Members Question International IWC’s Future
MEMBERS QUESTION INTERNATIONAL WHALING
COMMISSION’S FUTURE AND CREDIBILITY
On July 23, the International Whaling Commission voted to prevent Iceland from returning to IWC membership. This action was taken despite the fact that Iceland had fulfilled all the legal requirements for membership and had paid its membership contribution in full. In denying Iceland the IWC clearly was in contravention of customary international law. Iceland had rejoined the IWC with a reservation on the moratorium on commercial whaling.
Today, the following IWC members expressed their profound concern for the future credibility of the IWC in the light of Monday’s illegal action: Iceland, Norway, Japan, Antigua and Barbuda, Panama, St. Lucia, St. Kitts and Nevis, St. Vincent and the Grenadines, Dominica, Grenada, the People’s Republic of China and the Russian Federation.
The IWC Commissioner for Iceland, Stefan Asmundsson, stated: “International relations are based on the rule of law. A majority of IWC members have now sidestepped this principle in favour of shortsighted political objectives. The fact that this has occurred indicates that the States in question have allowed politics to dictate their policy rather than the rule of law. This undermines not only the credibility of the IWC, but also international relations in general.”
Japan’s IWC Commissioner, Minoru Morimoto, questioned the relevance of the IWC to the future of the whaling industry. “Those IWC members that, like Iceland, wish to resume sustainable whaling wanted to see that activity regulated under the organisation’s rules. Now that the IWC has rejected Iceland’s legal right to membership on a charge of ‘political incorrectness’ we must all ask ourselves what, if any, relevance the IWC has for our futures.”
Odd Gunnar Skagestad, the IWC Commissioner for Norway, added: “Norway has welcomed Iceland’s accession to the International Convention for the Regulation of Whaling, expecting Iceland to take its rightful place as a member State of the IWC and exercise its full rights in this capacity. We find it unacceptable that a slim majority of the Commission, without any legal grounds or justification, and by dubious procedures, has acted to deprive Iceland of its fundamental membership rights.”
The IWC Commissioner for Antigua and Barbuda, Daven Joseph, said: “Iceland has fulfilled all the requirements for IWC membership. No vote was required to implement that membership. Therefore the vote to reject its membership was illegal.

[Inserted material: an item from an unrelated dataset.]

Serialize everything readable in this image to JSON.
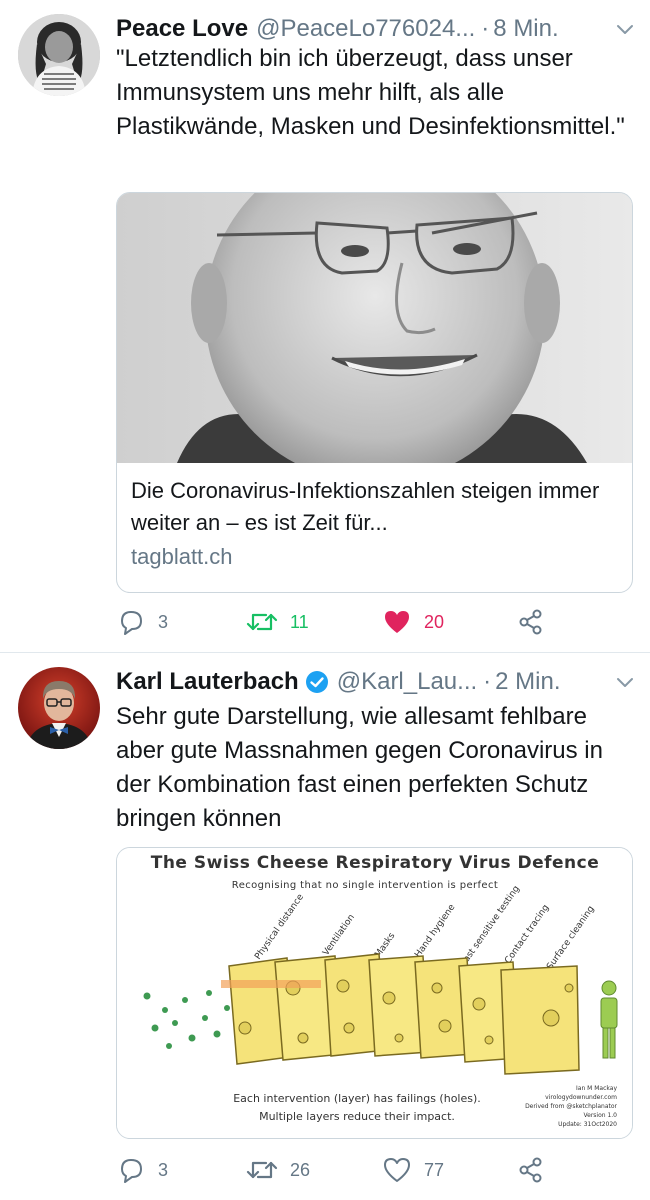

I propose that my country, and all the other signatories to this document, take the only possible legal course and treat Iceland as a full member of the IWC.”
The IWC Commissioner from the Russian Federation, Dr. Valentin Ilyashenko stated: “We associate ourselves with those contracting parties who declared that (i) the IWC does not have the right to accept or reject the reservations of any contracting party; (ii) Iceland enjoys the sovereign right to declare its reservation; (iii) the contentious debate on Iceland’s membership constituted nothing less than a campaign to force Iceland to abandon its reservation, and (iv) all attempts to pressure Iceland to abandon its reservation or to deprive it of its legal membership in the IWC constitute interference in the sovereign rights of an independent State and are in violation of international law.”
comment from any of the Commissioners please contact the IWC
office at the Novotel Hammersmith on + 44 (0) 20 8741